PROBLEM TO SOLVE:
Among the records below, find each line bearing the word "structured" and copy it.

(RECORD EXCERPTS)

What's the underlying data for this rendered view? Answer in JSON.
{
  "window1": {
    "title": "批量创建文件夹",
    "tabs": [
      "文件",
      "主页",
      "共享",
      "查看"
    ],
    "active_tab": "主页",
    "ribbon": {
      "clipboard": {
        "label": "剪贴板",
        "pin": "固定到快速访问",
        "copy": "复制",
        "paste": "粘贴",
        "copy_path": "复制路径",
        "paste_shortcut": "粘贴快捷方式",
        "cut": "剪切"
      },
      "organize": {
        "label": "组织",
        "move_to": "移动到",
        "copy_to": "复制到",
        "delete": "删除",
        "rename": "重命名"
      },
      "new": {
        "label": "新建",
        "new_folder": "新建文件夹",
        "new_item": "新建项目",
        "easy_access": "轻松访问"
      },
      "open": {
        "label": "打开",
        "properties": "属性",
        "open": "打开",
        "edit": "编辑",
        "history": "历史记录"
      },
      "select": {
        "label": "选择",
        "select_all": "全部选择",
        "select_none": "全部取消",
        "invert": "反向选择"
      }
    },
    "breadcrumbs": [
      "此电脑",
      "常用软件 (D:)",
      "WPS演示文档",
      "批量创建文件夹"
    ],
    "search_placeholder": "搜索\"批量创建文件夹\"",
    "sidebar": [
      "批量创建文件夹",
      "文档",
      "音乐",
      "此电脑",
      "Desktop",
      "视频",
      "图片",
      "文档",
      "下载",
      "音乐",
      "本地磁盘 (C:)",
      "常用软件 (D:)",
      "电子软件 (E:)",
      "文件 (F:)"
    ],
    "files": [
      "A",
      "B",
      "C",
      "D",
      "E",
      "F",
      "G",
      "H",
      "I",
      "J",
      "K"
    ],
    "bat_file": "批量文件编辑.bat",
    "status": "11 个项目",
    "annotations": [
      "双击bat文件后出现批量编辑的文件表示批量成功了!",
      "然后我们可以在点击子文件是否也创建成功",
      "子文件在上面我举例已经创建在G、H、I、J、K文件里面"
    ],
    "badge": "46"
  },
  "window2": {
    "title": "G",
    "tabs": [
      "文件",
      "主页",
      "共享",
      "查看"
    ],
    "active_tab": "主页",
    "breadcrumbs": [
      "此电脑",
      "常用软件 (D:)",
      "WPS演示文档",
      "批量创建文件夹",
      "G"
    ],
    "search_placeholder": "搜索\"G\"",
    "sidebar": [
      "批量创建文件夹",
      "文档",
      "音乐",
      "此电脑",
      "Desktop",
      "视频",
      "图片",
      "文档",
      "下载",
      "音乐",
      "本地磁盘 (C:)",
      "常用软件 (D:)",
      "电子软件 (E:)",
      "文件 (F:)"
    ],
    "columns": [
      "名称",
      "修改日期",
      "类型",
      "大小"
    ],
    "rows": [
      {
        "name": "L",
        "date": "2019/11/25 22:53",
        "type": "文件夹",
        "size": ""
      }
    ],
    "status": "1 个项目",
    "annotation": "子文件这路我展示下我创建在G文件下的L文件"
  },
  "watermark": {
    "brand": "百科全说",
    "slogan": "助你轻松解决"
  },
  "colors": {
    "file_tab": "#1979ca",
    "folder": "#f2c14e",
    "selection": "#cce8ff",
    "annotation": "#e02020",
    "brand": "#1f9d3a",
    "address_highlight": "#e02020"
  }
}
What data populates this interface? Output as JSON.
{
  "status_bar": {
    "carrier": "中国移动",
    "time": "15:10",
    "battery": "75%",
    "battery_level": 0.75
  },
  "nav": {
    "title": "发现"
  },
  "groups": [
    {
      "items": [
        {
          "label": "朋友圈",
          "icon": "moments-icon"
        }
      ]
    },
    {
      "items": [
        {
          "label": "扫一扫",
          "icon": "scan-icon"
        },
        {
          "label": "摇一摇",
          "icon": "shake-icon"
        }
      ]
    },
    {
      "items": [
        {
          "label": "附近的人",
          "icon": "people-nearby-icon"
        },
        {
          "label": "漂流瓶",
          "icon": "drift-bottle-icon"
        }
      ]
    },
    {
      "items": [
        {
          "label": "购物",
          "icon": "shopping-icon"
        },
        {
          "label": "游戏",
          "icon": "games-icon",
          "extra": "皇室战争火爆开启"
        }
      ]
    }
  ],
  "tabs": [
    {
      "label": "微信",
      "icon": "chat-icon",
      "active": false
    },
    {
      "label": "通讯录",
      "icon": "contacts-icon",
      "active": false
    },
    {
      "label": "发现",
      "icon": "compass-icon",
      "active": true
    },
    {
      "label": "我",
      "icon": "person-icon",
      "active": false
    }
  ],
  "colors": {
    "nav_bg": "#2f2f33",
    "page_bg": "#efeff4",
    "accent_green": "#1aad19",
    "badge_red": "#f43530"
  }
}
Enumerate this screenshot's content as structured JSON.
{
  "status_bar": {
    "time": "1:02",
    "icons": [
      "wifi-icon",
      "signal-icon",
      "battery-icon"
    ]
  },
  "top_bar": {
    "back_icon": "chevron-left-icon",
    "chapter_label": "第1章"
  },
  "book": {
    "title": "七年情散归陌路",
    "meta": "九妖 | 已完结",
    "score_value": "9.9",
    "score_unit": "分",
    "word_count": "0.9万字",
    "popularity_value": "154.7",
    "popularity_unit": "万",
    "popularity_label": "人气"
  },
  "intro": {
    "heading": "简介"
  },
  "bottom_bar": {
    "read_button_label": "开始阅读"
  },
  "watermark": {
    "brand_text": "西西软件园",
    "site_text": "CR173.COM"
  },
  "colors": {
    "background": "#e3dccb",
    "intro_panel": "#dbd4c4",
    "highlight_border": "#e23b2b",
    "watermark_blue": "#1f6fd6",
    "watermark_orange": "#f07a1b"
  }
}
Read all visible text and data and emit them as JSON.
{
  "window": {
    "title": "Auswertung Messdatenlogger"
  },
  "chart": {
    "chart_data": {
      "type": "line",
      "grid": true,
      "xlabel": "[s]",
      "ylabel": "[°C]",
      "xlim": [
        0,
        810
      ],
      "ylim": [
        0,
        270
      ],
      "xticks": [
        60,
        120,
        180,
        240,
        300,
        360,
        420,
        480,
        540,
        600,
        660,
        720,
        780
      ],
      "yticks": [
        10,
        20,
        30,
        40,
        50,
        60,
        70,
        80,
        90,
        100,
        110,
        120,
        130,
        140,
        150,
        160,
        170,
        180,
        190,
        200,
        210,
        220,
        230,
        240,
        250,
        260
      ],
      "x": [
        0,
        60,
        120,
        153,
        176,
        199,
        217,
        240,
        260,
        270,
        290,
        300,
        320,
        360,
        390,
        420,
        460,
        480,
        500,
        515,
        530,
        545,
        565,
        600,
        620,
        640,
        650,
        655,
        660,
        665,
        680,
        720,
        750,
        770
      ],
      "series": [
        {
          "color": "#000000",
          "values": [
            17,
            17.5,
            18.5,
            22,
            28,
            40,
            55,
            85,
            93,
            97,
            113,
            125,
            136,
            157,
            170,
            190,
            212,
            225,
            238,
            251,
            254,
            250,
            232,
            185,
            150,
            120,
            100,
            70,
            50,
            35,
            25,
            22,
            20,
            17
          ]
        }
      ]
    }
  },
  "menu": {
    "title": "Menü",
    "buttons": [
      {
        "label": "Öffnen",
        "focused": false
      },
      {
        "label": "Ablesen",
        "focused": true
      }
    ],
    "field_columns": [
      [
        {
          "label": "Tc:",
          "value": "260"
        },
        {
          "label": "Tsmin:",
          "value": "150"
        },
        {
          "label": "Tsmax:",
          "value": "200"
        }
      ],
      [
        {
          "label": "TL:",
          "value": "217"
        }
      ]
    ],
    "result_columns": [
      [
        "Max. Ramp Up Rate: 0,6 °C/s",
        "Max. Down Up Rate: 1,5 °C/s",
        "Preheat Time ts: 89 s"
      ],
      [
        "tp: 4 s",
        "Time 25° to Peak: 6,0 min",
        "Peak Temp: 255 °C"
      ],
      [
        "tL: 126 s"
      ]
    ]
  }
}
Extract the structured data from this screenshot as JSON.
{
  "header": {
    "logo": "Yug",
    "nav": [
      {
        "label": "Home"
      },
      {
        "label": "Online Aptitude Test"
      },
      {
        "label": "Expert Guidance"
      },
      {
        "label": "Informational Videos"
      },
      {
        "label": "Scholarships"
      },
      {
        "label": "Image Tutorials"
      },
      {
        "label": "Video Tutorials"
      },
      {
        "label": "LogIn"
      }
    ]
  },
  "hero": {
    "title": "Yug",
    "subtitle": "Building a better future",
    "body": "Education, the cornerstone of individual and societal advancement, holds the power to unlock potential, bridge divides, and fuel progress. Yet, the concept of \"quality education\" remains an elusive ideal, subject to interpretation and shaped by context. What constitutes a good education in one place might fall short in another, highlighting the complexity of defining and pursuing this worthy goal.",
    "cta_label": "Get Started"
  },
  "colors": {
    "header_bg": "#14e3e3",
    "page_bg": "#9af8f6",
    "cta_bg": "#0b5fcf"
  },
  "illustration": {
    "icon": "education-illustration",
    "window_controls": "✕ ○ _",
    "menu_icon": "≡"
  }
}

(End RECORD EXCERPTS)

EXERCISE OUTPUT:
Enumerate this screenshot's content as structured JSON.
Extract the structured data from this screenshot as JSON.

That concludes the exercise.